In addition to the above papers, Dr Gabriela Dudeková Kováčová gave a talk entitled “Struggling for the City: Pressburg/Bratislava at the End of the First World War and the Founding of Czechoslovakia”, and Associate Professor Jozef Tancer from the Faculty of Arts gave a talk entitled “In the Paradise of the German and Hungarian Languages: The Language Situation in Bratislava After 1918”. Myths and counter-myths concerning Czechoslovakia were presented by Dr Ľudovít Hallon from the Institute of History of the Slovak Academy of Sciences along with Professor Roman Holec, who is from the Institute of History as well as from the Faculty of Arts of Comenius University. The closing paper, entitled “The Concept of Czechoslovakia as a Nation-State: Ideas vs. Reality”, was presented by Professor Jan Rychlík from the Faculty of Arts of Charles University in Prague.
The unveiling of the memorial plaque

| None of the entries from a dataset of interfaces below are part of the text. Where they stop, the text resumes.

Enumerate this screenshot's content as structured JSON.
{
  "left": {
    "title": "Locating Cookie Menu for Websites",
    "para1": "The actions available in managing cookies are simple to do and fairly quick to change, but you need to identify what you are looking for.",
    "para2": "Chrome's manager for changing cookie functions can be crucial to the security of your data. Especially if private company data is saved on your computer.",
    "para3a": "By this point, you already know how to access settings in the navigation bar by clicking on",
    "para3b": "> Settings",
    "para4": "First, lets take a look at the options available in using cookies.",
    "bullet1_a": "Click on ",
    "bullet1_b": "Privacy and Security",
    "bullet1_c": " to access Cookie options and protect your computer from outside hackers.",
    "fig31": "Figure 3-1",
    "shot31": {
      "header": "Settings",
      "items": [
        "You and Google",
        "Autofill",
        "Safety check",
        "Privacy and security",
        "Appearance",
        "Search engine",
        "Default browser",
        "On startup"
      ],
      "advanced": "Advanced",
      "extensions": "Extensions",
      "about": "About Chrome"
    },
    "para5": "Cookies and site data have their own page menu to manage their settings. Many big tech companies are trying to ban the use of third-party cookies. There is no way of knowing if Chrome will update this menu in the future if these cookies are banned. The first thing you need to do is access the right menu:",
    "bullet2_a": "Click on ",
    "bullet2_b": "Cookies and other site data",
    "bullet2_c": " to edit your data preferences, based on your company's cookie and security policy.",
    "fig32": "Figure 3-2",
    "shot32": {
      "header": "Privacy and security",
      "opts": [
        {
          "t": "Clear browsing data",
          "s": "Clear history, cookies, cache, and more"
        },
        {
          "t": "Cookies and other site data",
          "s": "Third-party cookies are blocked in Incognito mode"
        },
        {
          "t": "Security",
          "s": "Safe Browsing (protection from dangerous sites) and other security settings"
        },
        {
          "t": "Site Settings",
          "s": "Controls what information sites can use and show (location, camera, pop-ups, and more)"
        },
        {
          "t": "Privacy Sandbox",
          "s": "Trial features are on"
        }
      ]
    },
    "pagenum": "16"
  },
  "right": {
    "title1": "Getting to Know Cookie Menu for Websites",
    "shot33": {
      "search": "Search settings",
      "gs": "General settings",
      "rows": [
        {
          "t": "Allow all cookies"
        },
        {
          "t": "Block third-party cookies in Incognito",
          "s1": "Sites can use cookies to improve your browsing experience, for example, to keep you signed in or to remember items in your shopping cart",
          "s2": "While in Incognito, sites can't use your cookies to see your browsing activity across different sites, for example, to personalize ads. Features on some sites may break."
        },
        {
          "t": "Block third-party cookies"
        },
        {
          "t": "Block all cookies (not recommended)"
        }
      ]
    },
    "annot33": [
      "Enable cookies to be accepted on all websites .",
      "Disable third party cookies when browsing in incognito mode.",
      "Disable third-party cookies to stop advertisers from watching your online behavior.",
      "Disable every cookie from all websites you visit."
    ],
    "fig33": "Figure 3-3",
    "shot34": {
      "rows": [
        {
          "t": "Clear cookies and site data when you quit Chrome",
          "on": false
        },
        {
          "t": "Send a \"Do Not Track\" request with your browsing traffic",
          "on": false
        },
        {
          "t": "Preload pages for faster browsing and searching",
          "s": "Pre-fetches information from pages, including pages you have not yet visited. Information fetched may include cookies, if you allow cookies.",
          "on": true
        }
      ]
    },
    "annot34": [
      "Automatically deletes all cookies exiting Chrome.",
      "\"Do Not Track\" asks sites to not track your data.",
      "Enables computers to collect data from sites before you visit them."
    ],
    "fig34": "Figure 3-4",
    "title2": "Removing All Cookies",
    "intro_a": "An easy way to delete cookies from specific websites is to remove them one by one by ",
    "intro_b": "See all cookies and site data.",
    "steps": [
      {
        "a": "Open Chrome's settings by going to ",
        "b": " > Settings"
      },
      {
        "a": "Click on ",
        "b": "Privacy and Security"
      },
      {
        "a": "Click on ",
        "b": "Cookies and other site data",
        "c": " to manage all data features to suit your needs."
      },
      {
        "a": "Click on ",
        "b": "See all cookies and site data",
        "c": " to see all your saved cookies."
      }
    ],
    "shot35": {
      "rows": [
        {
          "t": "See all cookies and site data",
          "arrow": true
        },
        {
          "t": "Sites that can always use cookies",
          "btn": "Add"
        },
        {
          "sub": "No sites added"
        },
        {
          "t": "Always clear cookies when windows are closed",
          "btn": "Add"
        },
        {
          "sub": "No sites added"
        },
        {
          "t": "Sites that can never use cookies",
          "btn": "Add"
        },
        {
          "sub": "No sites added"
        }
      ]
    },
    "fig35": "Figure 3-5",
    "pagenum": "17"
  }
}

The 100th anniversary of the establishment of Czechoslovakia saw the unveiling of a memorial plaque on the building of the Faculty of Arts of Comenius University, which is the former site of the Ministry for the Administration of Slovakia, which was the highest government body of the newly-formed Czechoslovak Republic in Slovakia. This initiative by Professor Martin Slobodník (the vice-dean of the Faculty of Arts) and Radoslav Števčík (the mayor of the Bratislava-Old Town city borough) was made possible by Soňa Halásová and Linda Paveleková, who are both students at the Academy of Fine Arts and Design.
Comenius University Rector, Professor Karol Mičieta, highlighted the connection of the history of the university and the state: “The historical buildings of Comenius University in Bratislava – including this one housing the Faculty of Arts – were the sites of turning points in Czechoslovak and Slovak history as well as in the history of Bratislava itself, which was made the Slovak capital in the same year that the Czechoslovak State University, later Comenius University, was established.”
Pavel Sladký, the chargé d’affaires of the Czech embassy in Slovakia, said: “I would like to point out that the office housed in this building was the cradle of modern bureaucracy in Slovakia in the best sense of the word. I am glad that this building houses Comenius University, whose activities include the training of future state officials.
The mayor of Bratislava-Old Town, Radoslav Števčík, expressed the hope that the memorial plaque on the Faculty of Arts building will be an inspiration for similar initiatives which will help increase historical awareness and memory.
Photographs from this event can be found on Comenius University’s Facebook page.